Prompt:
State how many lines in the records below contain the string "rays", and give nothing besides that number.
===============
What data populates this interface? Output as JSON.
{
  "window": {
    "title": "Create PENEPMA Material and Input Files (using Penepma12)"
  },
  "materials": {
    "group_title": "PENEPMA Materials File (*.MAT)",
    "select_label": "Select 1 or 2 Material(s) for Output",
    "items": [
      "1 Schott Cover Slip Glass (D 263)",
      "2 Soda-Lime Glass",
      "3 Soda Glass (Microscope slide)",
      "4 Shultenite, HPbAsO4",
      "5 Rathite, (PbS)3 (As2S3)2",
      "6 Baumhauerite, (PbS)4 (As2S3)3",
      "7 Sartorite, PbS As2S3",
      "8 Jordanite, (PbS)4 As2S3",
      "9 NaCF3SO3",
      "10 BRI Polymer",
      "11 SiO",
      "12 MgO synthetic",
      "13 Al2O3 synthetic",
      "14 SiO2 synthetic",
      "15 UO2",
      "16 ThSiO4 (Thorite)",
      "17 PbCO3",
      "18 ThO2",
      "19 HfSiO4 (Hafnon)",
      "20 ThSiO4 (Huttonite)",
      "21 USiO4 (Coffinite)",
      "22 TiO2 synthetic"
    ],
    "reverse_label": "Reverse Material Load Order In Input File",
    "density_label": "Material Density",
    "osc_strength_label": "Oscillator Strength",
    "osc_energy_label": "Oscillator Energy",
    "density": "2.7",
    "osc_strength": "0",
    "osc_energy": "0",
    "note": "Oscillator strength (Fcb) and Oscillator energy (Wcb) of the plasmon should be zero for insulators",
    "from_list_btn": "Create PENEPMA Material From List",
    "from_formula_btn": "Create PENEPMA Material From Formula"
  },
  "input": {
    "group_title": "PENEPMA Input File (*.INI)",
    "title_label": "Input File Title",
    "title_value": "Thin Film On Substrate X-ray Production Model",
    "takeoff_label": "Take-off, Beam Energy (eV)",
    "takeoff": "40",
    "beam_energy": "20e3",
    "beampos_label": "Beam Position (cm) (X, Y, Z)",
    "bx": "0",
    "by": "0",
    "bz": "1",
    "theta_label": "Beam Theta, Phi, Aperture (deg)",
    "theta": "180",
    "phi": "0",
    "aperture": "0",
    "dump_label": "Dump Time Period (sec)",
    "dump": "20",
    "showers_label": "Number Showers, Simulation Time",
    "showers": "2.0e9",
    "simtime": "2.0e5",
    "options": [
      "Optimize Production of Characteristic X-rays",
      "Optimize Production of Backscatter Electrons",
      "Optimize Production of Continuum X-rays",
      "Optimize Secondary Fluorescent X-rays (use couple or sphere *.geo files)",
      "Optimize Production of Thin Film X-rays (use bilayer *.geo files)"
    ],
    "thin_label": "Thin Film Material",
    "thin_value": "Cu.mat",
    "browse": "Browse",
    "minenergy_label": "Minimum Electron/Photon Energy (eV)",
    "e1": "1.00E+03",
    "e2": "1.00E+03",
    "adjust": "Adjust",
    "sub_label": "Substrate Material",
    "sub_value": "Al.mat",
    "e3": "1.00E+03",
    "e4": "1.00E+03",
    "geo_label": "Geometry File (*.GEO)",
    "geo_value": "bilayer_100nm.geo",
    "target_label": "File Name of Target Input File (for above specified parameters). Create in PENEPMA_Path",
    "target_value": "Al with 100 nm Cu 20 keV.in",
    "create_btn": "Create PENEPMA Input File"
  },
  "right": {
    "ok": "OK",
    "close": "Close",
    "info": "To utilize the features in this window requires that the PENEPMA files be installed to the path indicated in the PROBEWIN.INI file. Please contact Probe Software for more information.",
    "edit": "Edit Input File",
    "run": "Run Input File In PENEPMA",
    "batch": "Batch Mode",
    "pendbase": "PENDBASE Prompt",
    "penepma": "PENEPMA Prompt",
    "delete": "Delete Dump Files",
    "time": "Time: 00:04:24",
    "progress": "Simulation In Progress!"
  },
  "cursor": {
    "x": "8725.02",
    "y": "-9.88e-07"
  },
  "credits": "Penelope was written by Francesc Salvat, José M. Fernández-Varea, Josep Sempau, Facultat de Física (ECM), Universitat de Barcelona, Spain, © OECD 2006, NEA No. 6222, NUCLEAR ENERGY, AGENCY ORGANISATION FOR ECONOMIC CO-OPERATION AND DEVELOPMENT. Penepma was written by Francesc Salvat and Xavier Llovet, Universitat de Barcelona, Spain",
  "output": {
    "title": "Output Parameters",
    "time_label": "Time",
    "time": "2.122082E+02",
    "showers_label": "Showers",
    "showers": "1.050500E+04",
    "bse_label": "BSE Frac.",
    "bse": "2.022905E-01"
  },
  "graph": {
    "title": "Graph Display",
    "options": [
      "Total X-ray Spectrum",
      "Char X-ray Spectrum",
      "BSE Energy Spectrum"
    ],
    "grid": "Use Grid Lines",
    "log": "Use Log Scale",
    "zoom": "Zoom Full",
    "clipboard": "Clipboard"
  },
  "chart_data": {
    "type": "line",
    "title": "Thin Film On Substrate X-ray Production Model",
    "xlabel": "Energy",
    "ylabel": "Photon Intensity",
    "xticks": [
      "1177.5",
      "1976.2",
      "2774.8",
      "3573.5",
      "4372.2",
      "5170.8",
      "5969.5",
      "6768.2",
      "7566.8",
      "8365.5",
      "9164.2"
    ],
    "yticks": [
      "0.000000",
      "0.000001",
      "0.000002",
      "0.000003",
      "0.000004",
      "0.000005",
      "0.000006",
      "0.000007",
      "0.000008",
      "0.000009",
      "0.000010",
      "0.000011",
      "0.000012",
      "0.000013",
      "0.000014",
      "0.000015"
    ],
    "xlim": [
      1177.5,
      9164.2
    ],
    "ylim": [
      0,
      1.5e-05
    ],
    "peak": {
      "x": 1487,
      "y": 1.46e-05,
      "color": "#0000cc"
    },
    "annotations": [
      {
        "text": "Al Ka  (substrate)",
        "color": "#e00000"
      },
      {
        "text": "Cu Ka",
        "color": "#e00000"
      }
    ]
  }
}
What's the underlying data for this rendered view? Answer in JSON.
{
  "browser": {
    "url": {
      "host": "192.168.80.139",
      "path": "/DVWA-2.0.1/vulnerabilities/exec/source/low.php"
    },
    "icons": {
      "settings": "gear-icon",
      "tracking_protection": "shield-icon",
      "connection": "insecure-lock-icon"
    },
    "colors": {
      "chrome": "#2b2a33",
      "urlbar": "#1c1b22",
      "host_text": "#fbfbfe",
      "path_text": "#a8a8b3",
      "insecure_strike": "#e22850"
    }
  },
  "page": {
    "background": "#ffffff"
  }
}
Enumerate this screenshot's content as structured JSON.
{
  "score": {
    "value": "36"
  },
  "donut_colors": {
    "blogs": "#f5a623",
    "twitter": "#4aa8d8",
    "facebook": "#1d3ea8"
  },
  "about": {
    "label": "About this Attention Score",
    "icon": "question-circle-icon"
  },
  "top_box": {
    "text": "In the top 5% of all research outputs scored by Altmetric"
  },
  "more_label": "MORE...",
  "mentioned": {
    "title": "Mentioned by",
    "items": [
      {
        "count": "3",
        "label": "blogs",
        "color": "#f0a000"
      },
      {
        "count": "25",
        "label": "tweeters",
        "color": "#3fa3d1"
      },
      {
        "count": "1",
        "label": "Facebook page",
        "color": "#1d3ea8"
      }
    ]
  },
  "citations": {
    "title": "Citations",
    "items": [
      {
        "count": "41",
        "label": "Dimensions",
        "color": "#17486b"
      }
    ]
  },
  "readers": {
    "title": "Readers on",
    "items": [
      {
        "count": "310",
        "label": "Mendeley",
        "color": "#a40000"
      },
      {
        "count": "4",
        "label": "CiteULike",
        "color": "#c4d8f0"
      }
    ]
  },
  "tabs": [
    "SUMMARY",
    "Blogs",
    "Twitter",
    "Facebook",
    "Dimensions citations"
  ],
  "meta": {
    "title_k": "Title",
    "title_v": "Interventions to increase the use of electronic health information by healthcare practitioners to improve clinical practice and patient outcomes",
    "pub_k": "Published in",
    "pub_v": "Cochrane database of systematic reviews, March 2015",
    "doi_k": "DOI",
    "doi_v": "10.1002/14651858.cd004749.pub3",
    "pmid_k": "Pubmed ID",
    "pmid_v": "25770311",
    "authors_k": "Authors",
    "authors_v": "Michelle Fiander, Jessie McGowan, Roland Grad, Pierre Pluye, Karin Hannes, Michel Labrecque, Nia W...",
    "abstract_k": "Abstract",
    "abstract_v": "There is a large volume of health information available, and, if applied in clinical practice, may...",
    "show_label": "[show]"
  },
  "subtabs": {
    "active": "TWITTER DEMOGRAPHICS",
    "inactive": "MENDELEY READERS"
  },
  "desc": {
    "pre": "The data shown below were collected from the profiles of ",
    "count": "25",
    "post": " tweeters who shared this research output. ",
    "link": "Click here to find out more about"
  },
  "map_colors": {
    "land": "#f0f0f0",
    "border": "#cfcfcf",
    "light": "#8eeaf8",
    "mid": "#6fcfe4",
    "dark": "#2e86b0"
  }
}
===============
Written response:
4